[Source data]
══════════
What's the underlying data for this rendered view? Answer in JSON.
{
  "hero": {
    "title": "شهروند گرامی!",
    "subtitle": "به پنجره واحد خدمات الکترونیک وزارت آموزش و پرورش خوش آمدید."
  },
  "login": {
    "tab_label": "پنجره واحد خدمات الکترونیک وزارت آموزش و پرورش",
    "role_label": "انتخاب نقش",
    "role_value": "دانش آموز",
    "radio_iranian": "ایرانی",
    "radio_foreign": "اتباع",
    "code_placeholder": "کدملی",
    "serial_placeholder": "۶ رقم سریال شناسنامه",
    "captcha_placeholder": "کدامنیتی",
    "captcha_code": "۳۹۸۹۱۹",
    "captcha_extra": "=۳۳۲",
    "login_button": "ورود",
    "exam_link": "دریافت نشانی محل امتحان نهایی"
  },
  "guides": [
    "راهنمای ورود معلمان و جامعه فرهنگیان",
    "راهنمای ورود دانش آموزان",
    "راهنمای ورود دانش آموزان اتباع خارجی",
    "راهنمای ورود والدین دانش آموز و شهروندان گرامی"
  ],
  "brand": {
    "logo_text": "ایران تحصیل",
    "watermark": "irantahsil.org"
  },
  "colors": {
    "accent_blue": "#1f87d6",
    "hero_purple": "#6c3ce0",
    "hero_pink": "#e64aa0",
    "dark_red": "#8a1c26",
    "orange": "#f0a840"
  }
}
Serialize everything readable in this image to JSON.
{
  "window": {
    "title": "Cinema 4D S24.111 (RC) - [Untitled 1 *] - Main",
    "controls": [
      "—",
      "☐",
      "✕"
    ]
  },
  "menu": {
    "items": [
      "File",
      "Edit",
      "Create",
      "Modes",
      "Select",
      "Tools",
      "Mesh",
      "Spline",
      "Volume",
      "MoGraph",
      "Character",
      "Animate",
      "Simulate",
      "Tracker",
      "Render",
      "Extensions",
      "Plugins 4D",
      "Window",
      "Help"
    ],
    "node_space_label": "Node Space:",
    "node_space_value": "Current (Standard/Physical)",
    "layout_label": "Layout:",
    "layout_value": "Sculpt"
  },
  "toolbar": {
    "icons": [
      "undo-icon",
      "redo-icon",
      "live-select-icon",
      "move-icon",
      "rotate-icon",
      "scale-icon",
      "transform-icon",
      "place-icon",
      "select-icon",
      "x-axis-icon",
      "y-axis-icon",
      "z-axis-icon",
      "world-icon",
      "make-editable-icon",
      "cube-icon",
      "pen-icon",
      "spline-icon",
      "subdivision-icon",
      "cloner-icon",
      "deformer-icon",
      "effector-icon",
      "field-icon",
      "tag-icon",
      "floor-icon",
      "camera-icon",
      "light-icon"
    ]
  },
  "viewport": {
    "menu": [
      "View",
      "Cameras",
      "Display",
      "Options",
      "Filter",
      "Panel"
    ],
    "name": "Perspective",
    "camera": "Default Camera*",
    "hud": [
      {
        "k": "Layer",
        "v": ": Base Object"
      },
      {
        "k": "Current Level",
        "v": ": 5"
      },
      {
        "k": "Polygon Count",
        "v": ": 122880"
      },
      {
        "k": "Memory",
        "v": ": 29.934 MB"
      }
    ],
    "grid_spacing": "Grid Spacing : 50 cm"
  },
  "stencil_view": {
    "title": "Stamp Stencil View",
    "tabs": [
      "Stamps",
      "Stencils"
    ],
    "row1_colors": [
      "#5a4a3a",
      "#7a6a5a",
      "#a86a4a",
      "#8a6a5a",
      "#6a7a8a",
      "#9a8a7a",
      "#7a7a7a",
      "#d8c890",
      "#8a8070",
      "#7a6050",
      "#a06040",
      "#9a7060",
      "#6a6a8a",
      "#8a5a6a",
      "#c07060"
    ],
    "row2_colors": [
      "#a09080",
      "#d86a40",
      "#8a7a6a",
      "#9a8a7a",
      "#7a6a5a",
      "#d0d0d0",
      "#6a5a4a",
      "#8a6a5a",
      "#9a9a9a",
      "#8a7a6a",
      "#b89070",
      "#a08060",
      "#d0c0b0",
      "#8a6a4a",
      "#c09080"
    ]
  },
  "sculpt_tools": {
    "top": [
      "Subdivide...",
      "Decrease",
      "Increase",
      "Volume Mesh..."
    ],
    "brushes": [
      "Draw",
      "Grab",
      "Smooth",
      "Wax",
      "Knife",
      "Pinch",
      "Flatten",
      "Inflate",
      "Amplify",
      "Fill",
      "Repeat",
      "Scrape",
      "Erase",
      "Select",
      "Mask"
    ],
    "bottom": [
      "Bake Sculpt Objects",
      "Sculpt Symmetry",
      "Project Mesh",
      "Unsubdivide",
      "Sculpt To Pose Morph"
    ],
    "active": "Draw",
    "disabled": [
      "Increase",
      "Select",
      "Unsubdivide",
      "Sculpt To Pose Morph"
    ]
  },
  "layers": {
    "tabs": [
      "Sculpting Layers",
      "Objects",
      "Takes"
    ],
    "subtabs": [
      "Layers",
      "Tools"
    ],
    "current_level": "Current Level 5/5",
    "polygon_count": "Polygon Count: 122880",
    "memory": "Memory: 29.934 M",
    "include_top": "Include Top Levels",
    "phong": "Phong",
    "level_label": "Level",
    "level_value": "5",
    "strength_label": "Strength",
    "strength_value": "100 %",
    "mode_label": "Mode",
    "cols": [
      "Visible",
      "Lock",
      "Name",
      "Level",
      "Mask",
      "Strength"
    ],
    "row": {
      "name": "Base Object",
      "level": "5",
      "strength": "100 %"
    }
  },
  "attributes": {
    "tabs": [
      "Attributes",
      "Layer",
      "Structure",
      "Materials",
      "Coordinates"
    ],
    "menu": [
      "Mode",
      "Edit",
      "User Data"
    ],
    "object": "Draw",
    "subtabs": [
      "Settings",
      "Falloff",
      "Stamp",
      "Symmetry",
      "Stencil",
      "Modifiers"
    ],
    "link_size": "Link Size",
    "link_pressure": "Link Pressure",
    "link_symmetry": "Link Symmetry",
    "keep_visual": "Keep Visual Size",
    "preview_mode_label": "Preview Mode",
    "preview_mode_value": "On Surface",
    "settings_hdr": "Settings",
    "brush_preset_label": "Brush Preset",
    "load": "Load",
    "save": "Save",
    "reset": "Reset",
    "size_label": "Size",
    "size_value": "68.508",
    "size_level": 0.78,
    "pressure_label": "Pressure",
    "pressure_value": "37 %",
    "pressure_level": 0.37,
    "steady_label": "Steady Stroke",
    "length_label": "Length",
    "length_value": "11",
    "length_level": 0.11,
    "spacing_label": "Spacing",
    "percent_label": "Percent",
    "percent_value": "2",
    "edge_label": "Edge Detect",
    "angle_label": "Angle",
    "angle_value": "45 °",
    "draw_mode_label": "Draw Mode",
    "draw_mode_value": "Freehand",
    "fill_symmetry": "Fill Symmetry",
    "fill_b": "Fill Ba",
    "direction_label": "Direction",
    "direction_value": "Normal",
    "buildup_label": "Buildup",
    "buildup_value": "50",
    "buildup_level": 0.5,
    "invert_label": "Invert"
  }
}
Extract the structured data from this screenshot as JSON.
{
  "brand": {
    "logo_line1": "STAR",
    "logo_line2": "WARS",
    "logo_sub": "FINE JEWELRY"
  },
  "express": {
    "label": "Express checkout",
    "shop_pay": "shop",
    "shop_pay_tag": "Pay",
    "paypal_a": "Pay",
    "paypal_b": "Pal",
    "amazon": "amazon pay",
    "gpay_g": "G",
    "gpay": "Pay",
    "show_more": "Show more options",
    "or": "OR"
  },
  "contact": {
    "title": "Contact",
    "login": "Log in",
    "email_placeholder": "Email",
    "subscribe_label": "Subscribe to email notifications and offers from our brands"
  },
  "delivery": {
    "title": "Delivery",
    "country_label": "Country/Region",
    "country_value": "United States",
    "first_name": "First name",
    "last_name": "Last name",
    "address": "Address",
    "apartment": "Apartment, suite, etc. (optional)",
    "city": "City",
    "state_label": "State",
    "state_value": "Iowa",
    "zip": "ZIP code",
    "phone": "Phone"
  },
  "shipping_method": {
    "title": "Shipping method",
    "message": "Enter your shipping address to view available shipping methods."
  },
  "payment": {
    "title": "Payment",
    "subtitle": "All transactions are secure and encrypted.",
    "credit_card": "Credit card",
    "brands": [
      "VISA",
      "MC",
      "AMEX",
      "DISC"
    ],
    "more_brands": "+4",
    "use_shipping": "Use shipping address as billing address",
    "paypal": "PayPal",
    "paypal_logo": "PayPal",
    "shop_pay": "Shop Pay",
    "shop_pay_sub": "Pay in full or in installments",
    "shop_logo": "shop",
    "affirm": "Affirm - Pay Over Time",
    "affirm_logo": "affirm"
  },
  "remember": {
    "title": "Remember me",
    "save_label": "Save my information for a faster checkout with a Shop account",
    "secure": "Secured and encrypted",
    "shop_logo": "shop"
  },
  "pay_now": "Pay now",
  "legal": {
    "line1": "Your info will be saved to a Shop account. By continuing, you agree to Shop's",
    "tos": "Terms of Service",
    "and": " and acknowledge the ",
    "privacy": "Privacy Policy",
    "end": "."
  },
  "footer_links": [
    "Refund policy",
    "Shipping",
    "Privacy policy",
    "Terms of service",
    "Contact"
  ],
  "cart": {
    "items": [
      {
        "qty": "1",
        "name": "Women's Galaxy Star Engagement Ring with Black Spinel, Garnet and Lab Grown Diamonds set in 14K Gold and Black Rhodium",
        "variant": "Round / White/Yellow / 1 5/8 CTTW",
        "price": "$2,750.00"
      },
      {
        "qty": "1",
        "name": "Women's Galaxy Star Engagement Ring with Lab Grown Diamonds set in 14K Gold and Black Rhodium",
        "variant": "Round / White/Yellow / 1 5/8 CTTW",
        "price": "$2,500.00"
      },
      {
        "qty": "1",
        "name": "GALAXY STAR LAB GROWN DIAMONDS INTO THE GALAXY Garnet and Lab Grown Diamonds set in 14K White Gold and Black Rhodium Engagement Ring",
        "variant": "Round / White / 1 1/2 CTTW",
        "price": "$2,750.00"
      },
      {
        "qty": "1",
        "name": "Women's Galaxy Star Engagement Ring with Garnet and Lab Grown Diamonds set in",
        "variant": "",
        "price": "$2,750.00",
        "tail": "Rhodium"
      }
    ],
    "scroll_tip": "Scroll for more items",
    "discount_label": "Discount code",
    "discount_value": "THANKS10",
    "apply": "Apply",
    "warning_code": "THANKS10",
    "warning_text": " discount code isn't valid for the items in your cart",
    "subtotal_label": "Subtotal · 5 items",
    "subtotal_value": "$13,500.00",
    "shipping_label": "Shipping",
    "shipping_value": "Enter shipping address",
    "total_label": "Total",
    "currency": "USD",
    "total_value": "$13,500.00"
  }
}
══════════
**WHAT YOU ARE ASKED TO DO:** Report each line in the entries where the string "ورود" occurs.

**EXERCISE SOLUTION:**
    "login_button": "ورود",
    "راهنمای ورود معلمان و جامعه فرهنگیان",
    "راهنمای ورود دانش آموزان",
    "راهنمای ورود دانش آموزان اتباع خارجی",
    "راهنمای ورود والدین دانش آموز و شهروندان گرامی"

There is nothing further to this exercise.